In surgery, Dr. Sughrue utilized keyhole techniques to locate and then carefully remove Cotton’s tumor through an opening about as wide across as a silver dollar. He said the key benefits of this new approach are clearly evident to anyone who witnesses the techniques firsthand.  There is less pain, fewer complications and a more rapid recovery.

“Most patients are able to go home a day or two after surgery, often with only minimal pain medication.  Some patients are able to return to work within a few days of their surgery and most resume normal activities within days,” he said.

Cotton said he felt good enough to be up and around even before his doctors wanted him to be so.
“They had to keep me down. I kept getting up and kept getting in trouble because I wasn’t supposed to walk by myself and I would get up and go wandering sometimes,” he said with a smile.

Sughrue said an additional benefit is that cancer therapies like radiation, which are typically delayed for a month following traditional surgery, can be started much sooner with the small incisions utilized with the keyhole approach.

“The bottom line is that the minimally invasive techniques we employ aim to get patients back to their normal lives as fast as possible given their diagnosis,” he said.

OU Medical Center presently is one of only a handful of centers in the entire nation performing keyhole brain surgery.   

Cotton said he is so grateful that he was able to benefit from the new surgical techniques. The self-proclaimed “professional hobbyist” praised his surgeon and the entire team at the OU Medical Center for helping to quickly get him back to the business of life, which currently includes spoiling his six grandchildren and spending time developing his latest passion – painting.

“As I said, I am not ready to give up on life yet.  I’ve got too much living to do. If they weren’t there, life would be very different and I thank every single one of them and feel very blessed they were there.  They do good work,” Cotton said, fighting back a tear. “They truly do.”


In Attendance


Michael Sughrue, M.D.
Neurosurgeon, OU Medical Center

Michael Cotton

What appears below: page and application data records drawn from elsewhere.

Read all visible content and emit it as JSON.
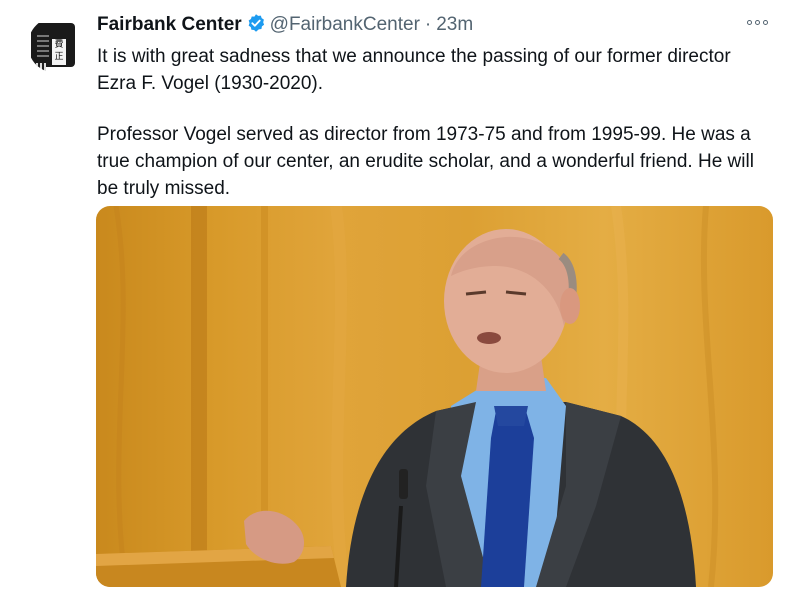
{
  "tweet": {
    "author_name": "Fairbank Center",
    "handle": "@FairbankCenter",
    "separator": "·",
    "time": "23m",
    "avatar_seal_text": "費正",
    "paragraphs": [
      "It is with great sadness that we announce the passing of our former director Ezra F. Vogel (1930-2020).",
      "Professor Vogel served as director from 1973-75 and from 1995-99. He was a true champion of our center, an erudite scholar, and a wonderful friend. He will be truly missed."
    ],
    "icons": {
      "verified": "verified-badge-icon",
      "more": "more-options-icon"
    },
    "colors": {
      "verified_blue": "#1d9bf0",
      "secondary_text": "#536471",
      "background_wood": "#d99b2c"
    }
  }
}
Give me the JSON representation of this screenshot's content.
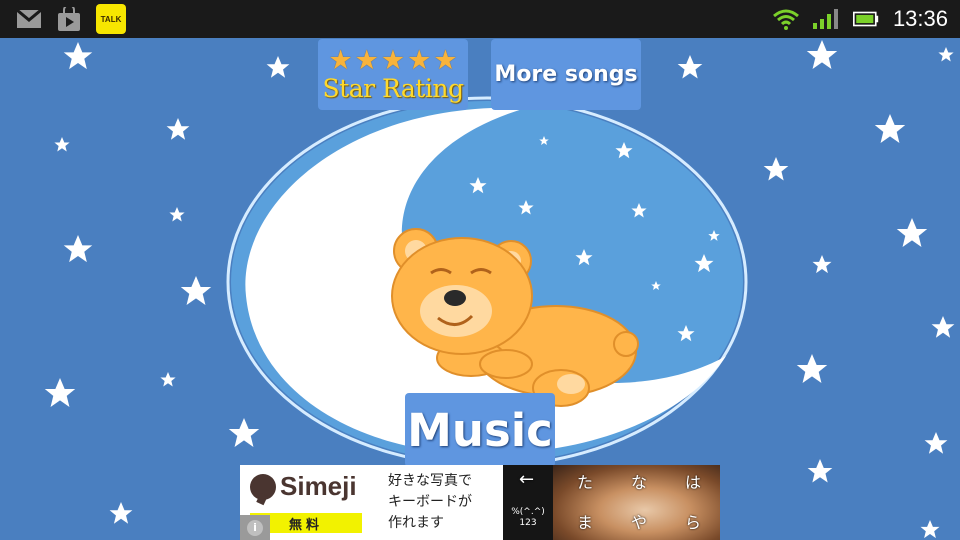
{
  "status_bar": {
    "left_icons": [
      "gmail-icon",
      "play-store-icon",
      "kakaotalk-icon"
    ],
    "talk_label": "TALK",
    "right_icons": [
      "wifi-icon",
      "signal-icon",
      "battery-icon"
    ],
    "time": "13:36"
  },
  "buttons": {
    "rating_label": "Star Rating",
    "rating_stars": 5,
    "more_songs": "More songs",
    "music": "Music"
  },
  "ad": {
    "brand": "Simeji",
    "free_label": "無料",
    "copy_line1": "好きな写真で",
    "copy_line2": "キーボードが",
    "copy_line3": "作れます",
    "info_label": "i",
    "kbd_arrow": "←",
    "kbd_symbol": "%(^.^)",
    "kbd_numbers": "123",
    "kbd_keys": [
      "た",
      "な",
      "は",
      "ま",
      "や",
      "ら"
    ]
  },
  "colors": {
    "background": "#4a7fc0",
    "button": "#5f96e0",
    "star_rating_text": "#ffd92b",
    "rating_star": "#f8b33b",
    "moon_circle": "#5aa0dc"
  }
}
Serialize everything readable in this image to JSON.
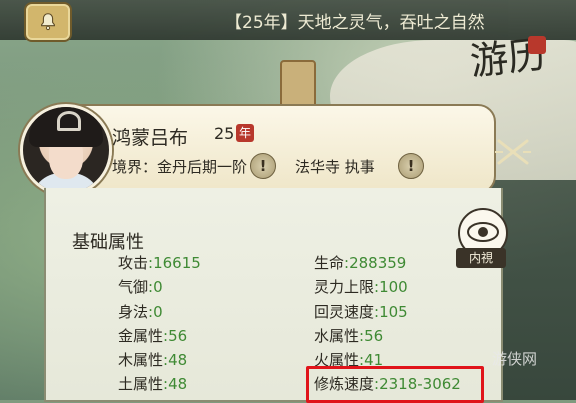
{
  "notice": {
    "text": "【25年】天地之灵气，吞吐之自然"
  },
  "scene": {
    "travel_label": "游历"
  },
  "character": {
    "name": "鸿蒙吕布",
    "age": "25",
    "age_unit": "年",
    "realm": "境界：金丹后期一阶",
    "sect": "法华寺 执事"
  },
  "attributes": {
    "title": "基础属性",
    "inner_sight_label": "内視",
    "left": [
      {
        "label": "攻击",
        "value": ":16615"
      },
      {
        "label": "气御",
        "value": ":0"
      },
      {
        "label": "身法",
        "value": ":0"
      },
      {
        "label": "金属性",
        "value": ":56"
      },
      {
        "label": "木属性",
        "value": ":48"
      },
      {
        "label": "土属性",
        "value": ":48"
      }
    ],
    "right": [
      {
        "label": "生命",
        "value": ":288359"
      },
      {
        "label": "灵力上限",
        "value": ":100"
      },
      {
        "label": "回灵速度",
        "value": ":105"
      },
      {
        "label": "水属性",
        "value": ":56"
      },
      {
        "label": "火属性",
        "value": ":41"
      },
      {
        "label": "修炼速度",
        "value": ":2318-3062"
      }
    ]
  },
  "watermark": "游侠网",
  "icons": {
    "notice": "bell-icon",
    "info": "exclamation-icon",
    "close": "crossed-swords-close-icon",
    "inner_sight": "eye-icon"
  },
  "colors": {
    "value_green": "#3f8a34",
    "highlight_red": "#e0141a"
  }
}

Patient
Harrah, OK

 

Media Contact: Theresa Green
Phone: (405)833-9824
E-mail: This e-mail address is being protected from spambots. You need JavaScript enabled to view it

 

Subscribe

Keep up to date.

Subscribe to our
e-newsletter.

Copyright © 2017. University Hospitals Authority and Trust. Website by Evergreen Productions

S5 Box

Login Form

S5 Register

*
*
*
*
*

Fields marked with an asterisk (*) are required.